> **Exercise requirements**:
Copy each line below exactly as it appears. Pictures are to be omitted.

> **Data to use**:
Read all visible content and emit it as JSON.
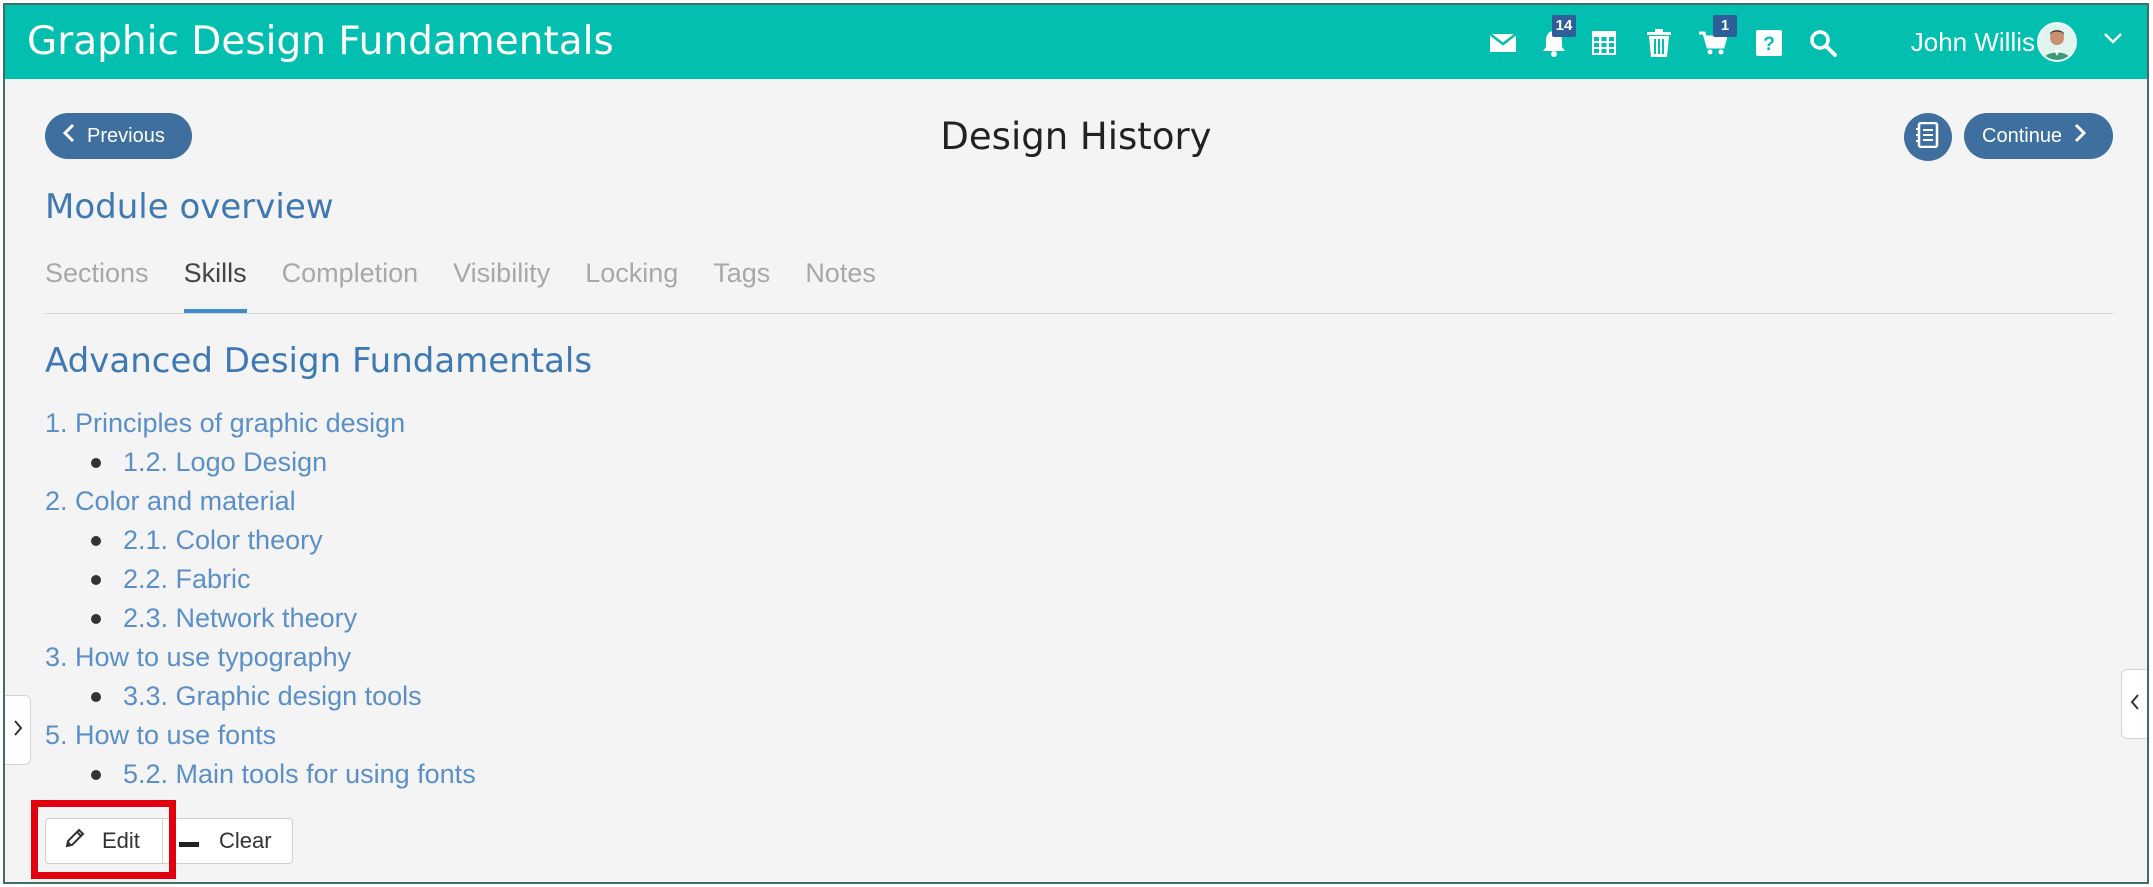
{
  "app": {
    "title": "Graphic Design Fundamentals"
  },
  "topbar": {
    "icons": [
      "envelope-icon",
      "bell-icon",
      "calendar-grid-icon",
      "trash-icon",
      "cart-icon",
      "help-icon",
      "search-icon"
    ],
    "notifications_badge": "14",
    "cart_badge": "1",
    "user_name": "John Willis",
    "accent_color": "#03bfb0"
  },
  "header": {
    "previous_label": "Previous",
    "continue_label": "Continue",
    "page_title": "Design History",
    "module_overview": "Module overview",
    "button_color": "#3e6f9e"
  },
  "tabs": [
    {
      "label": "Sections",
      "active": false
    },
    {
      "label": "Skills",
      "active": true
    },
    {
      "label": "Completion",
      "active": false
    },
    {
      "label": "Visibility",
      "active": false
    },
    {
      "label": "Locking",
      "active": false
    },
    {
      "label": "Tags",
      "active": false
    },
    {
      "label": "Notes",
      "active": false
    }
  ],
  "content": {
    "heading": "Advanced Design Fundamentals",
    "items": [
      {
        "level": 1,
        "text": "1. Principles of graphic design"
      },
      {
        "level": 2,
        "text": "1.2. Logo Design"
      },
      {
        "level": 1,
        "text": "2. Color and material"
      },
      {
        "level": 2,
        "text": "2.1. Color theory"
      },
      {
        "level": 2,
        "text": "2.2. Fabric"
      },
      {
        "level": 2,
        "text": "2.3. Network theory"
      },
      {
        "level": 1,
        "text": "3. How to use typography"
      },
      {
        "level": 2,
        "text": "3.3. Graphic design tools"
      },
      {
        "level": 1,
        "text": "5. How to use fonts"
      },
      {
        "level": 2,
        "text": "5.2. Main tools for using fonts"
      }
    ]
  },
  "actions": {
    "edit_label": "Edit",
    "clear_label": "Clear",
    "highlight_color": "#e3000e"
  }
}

> **Solution for this exercise**:
Read all visible content and emit it as JSON.
{
  "app": {
    "title": "Graphic Design Fundamentals"
  },
  "topbar": {
    "icons": [
      "envelope-icon",
      "bell-icon",
      "calendar-grid-icon",
      "trash-icon",
      "cart-icon",
      "help-icon",
      "search-icon"
    ],
    "notifications_badge": "14",
    "cart_badge": "1",
    "user_name": "John Willis",
    "accent_color": "#03bfb0"
  },
  "header": {
    "previous_label": "Previous",
    "continue_label": "Continue",
    "page_title": "Design History",
    "module_overview": "Module overview",
    "button_color": "#3e6f9e"
  },
  "tabs": [
    {
      "label": "Sections",
      "active": false
    },
    {
      "label": "Skills",
      "active": true
    },
    {
      "label": "Completion",
      "active": false
    },
    {
      "label": "Visibility",
      "active": false
    },
    {
      "label": "Locking",
      "active": false
    },
    {
      "label": "Tags",
      "active": false
    },
    {
      "label": "Notes",
      "active": false
    }
  ],
  "content": {
    "heading": "Advanced Design Fundamentals",
    "items": [
      {
        "level": 1,
        "text": "1. Principles of graphic design"
      },
      {
        "level": 2,
        "text": "1.2. Logo Design"
      },
      {
        "level": 1,
        "text": "2. Color and material"
      },
      {
        "level": 2,
        "text": "2.1. Color theory"
      },
      {
        "level": 2,
        "text": "2.2. Fabric"
      },
      {
        "level": 2,
        "text": "2.3. Network theory"
      },
      {
        "level": 1,
        "text": "3. How to use typography"
      },
      {
        "level": 2,
        "text": "3.3. Graphic design tools"
      },
      {
        "level": 1,
        "text": "5. How to use fonts"
      },
      {
        "level": 2,
        "text": "5.2. Main tools for using fonts"
      }
    ]
  },
  "actions": {
    "edit_label": "Edit",
    "clear_label": "Clear",
    "highlight_color": "#e3000e"
  }
}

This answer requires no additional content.